Beyond academic papers

University research in our field is often fixated on small scales. We’ve made a huge step to scale up our research through to a product that is really useful,” reflects Dr Neal on the impact of the research.

“We’ve gone well beyond writing an academic paper or method.”

Professor Bates adds: “The fundamental scientific advances we’ve made are really important— to push forward knowledge and change how people understand things is at the core of what we do as scientists,” before providing, perhaps, the final word on detail and scale: “However, the  impact we’ve had on economic calculations and decisions that affect assets worth trillions of US dollars, and millions of people worldwide, is also what makes me very proud of our work.”

Tougher transport networks in the face of floods

How do we design cities to protect lives and prevent disruption from flooding? This question is at the heart of University of Bristol flood-management research which seeks to improve the resilience of urban transport networks and bridges.

Transport networks bind communities and support services together. A flooded road or collapsed bridge, for example, not only presents immediate threats to human safety, but has knock-on effects for the wider community.

“Flood damage can hinder access to hospital or delay the evacuation of a disaster-hit school, for example,” explains Dr Maria Pregnolato of Bristol’s Faculty of Engineering. “Furthermore, re-routing transport is very disruptive to local economies and communities.”

The key to urban resilience is to see the city as a system-of-systems, Dr Pregnolato believes, and to understand cascading consequences, that is, those knock-on effects of flooding (Arrighi et al., 2021).

This requires a truly multi-disciplinary approach, and her Engineering team are working with hydrologists, transport scientists, economists and urban scientists to understand vulnerabilities in transport networks and to compute losses.  

The research is highlighting the need for both ‘grey’ (e.g. flood walls) and ‘green’ (e.g. rain gardens) measures in urban flood-risk management plans, as well as the importance of targeting limited resources for these at critical locations, given that flood-management investments typically have high benefit-cost thresholds (Pregnolato et al., 2016).

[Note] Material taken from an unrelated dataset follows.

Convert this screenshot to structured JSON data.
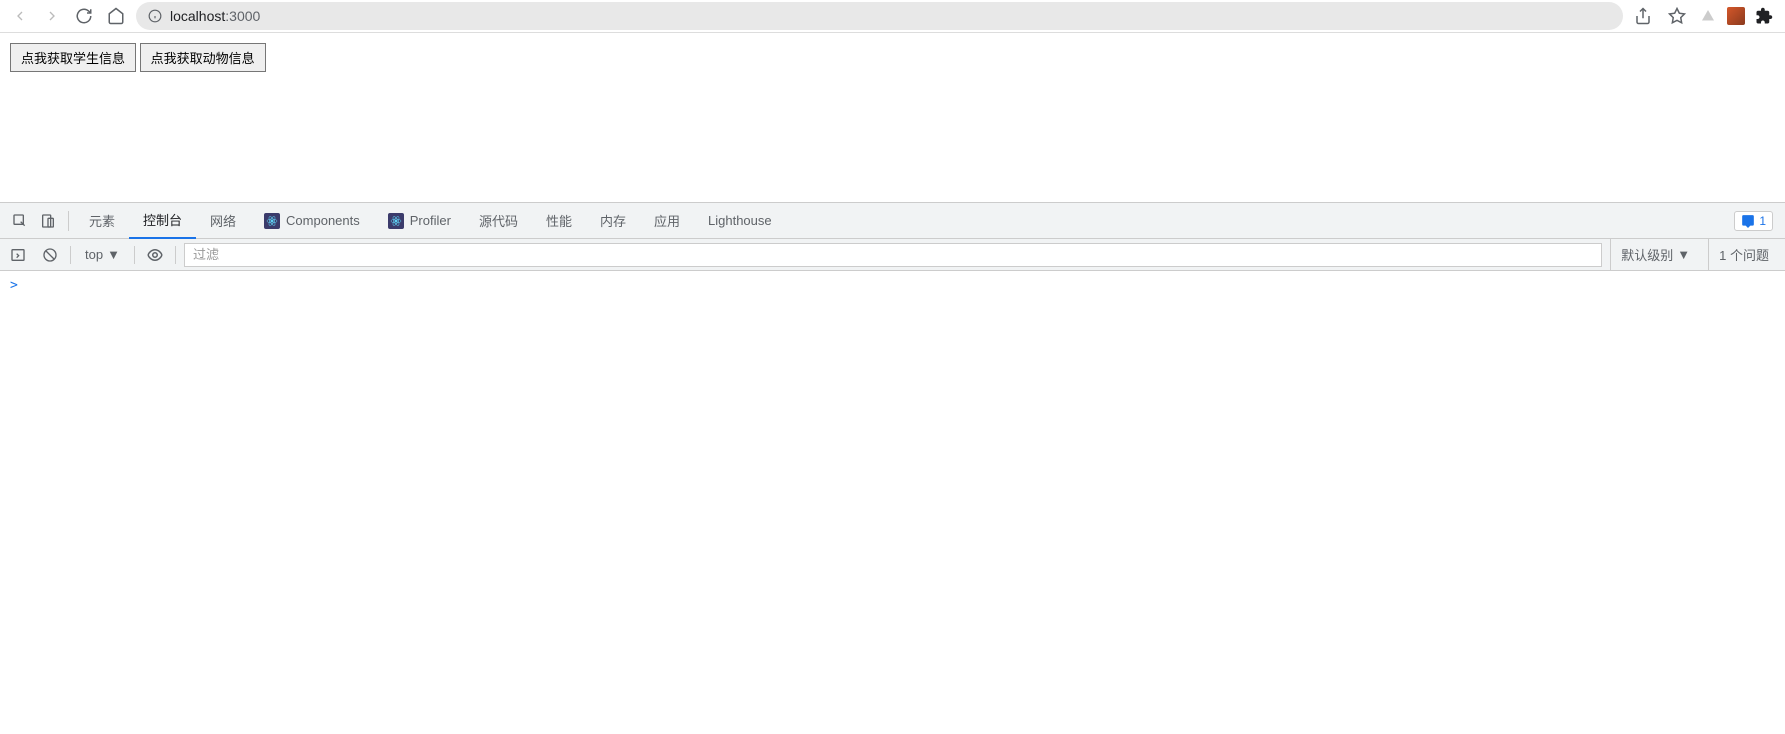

Dr Maria Pregnolato

Dr Maria Pregnolato

Dr Maria Pregnolato

Northside Bridge, UK: scour caused its collapse in 2009, and the death of a police officer.

Northside Bridge, UK: scour caused its collapse in 2009, and the tragic death of a police officer. (Image source: Andy V Byers at English Wikipedia).

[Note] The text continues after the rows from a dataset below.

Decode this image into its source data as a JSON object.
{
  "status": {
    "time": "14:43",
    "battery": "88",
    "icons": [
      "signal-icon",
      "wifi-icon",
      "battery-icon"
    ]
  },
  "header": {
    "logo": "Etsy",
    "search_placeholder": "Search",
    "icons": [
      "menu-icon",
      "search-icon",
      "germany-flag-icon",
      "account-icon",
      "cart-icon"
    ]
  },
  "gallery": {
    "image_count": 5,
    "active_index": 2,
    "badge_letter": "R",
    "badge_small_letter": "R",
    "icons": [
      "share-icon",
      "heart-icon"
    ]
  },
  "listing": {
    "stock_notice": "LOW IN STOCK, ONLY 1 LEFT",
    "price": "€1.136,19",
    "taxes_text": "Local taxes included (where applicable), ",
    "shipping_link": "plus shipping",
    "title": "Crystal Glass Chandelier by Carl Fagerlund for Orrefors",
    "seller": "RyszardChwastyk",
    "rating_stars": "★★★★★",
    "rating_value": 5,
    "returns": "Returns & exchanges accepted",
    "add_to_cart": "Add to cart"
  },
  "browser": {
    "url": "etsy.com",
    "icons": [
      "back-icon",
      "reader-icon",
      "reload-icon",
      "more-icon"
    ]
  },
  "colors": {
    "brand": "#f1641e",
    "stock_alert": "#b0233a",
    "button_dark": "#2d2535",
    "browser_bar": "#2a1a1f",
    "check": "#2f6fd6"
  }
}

Northside Bridge, UK: scour caused its collapse in 2009, and the tragic death of a police officer. (Image source: Andy V Byers at English Wikipedia).

Further, Dr Pregnolato is exploring how to protect bridges from scour, the number one cause of bridge collapse worldwide. Scour occurs when sediment is washed away from around a bridge’s foundations and is exacerbated by high and/or turbulent river flows.

The research team will build upon initial analysis of scour-monitoring systems for bridges (Vardanega et al, 2021) to develop a comprehensive picture of the influences on scour risk, including changes in river systems and the way climate change affects bridges. Working with the UK’s rail network manager, Network Rail, and a consultancy firm, James Fisher Testing Services, Dr Pregnolato and colleagues are exploring how continuous monitoring technologies on rail bridges could allow for more targeted, efficient scour-mitigation measures.

Dr Pregnolato says, “Engineers in many countries think that numerous bridges could have already reached the end of their expected life spans. However, in the UK we do not know which bridges are most at risk of damage by flooding because there is no national database or method for identifying structures at risk at country-level.” (Pregnolato, 2019)

“We want our research to help identify those at-risk bridges. As well as protecting lives, this knowledge would have huge economic value given that all preventative actions taken before bridge failure are much less expensive than rebuilding or relocating bridges afterwards.”